◆ Requirement
Count lines holding the string "JSON" in the data that follows. Reply with one number only.

◆ Data listing

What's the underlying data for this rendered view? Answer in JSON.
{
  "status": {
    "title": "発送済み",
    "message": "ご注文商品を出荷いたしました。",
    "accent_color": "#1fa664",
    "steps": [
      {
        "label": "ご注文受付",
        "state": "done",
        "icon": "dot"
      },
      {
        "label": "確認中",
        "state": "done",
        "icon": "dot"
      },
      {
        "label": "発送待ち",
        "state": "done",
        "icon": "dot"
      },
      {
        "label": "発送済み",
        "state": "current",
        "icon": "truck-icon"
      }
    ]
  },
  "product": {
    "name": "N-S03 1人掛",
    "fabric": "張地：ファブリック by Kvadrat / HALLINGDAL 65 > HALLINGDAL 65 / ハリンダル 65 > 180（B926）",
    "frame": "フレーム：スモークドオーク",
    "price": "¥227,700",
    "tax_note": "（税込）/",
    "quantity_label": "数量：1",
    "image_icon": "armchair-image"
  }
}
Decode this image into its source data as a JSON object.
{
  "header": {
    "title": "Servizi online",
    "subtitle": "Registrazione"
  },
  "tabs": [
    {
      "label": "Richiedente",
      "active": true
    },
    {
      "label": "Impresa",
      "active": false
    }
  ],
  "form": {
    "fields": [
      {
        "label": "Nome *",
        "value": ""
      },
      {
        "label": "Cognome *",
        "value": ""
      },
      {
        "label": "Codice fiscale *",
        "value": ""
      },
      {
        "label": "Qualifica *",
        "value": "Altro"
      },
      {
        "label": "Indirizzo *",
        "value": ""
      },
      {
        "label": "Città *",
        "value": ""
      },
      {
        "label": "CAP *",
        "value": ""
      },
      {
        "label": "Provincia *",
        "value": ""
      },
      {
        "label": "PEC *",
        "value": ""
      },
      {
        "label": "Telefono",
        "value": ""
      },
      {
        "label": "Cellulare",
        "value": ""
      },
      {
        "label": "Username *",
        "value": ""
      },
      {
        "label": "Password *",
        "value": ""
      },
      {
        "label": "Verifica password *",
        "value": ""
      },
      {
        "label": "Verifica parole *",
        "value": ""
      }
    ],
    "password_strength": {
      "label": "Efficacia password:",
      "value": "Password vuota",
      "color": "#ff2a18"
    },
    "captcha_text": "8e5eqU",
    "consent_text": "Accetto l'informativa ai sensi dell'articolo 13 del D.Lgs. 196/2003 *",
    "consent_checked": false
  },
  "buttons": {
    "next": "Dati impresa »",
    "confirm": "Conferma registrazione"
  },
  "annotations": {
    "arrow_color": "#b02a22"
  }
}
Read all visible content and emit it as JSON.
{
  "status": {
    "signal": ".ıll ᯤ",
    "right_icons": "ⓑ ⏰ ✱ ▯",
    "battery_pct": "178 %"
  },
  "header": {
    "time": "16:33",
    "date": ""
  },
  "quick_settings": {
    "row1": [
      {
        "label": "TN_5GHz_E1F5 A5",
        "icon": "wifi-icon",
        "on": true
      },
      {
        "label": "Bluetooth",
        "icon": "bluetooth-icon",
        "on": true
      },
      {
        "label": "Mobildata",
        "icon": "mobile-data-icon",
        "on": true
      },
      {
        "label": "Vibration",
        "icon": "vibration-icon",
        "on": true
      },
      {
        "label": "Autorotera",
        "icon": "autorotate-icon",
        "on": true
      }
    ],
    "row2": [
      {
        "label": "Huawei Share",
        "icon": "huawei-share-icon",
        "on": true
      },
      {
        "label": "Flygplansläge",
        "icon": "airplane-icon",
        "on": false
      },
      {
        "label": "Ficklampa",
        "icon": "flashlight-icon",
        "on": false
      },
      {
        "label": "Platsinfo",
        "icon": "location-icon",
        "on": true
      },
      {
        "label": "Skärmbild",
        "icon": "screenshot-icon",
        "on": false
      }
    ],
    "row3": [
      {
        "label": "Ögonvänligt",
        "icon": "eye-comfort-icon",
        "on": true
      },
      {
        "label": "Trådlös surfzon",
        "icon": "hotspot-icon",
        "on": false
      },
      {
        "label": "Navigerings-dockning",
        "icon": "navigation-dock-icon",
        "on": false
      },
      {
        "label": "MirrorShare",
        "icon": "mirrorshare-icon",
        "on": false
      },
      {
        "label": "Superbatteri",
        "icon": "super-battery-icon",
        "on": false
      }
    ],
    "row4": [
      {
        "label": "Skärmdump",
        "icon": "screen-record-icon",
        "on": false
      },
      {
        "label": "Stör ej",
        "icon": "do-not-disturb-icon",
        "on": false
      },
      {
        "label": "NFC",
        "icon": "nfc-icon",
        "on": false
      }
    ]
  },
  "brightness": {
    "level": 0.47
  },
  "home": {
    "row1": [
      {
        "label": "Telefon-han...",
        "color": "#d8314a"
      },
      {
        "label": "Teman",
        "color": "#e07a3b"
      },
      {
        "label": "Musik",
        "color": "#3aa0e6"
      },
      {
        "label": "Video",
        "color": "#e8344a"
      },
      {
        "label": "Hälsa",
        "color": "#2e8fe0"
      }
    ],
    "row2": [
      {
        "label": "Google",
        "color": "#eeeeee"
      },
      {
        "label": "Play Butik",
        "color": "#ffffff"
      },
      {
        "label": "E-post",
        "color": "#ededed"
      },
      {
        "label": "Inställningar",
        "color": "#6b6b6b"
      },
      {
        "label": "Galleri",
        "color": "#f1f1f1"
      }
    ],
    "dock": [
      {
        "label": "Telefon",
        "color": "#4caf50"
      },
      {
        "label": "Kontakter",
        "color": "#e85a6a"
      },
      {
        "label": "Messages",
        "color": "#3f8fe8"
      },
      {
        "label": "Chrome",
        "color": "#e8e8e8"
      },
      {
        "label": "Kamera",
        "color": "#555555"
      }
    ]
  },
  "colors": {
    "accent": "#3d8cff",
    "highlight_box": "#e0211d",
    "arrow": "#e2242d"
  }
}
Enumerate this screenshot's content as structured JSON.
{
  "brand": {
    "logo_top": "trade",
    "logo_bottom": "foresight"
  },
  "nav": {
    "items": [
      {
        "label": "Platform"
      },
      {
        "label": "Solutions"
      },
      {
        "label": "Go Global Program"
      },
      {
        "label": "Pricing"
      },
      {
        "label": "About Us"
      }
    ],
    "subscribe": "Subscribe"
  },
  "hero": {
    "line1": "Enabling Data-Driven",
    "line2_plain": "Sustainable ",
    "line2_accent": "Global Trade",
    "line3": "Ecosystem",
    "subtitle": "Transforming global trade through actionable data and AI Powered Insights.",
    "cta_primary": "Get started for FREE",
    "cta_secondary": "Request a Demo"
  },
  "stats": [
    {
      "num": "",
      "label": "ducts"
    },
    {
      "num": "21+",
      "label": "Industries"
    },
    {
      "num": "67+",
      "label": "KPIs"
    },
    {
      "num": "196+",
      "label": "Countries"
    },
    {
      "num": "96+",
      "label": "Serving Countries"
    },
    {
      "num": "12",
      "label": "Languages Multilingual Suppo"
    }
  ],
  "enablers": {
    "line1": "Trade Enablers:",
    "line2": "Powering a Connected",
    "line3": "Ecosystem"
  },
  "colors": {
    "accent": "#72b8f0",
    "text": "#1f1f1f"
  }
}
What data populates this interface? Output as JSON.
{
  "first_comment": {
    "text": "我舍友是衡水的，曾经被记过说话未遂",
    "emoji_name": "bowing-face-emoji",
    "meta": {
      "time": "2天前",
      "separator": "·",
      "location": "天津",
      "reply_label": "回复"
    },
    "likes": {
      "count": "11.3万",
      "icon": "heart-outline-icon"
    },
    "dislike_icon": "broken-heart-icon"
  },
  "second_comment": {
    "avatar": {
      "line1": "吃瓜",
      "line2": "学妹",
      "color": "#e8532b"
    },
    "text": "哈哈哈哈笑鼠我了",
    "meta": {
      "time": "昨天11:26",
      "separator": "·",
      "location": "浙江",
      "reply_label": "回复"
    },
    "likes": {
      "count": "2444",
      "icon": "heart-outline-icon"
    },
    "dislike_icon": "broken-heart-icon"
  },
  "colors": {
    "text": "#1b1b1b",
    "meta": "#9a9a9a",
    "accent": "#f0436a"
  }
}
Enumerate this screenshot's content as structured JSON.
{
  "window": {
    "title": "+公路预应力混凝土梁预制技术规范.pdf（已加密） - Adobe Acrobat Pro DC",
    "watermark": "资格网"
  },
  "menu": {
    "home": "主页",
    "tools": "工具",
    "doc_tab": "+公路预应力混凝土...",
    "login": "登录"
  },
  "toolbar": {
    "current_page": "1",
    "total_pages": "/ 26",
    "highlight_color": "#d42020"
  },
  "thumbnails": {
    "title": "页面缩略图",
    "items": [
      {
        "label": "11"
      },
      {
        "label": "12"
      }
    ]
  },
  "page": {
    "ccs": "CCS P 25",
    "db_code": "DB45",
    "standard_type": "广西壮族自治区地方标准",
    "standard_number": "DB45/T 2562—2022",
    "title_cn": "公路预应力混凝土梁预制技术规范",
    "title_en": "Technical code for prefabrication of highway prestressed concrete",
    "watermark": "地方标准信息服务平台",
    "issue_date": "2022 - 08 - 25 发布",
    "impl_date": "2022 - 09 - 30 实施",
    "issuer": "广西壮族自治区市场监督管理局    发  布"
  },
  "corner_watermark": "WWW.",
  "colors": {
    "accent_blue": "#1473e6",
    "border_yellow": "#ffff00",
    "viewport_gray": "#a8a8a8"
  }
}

◆ Written answer
6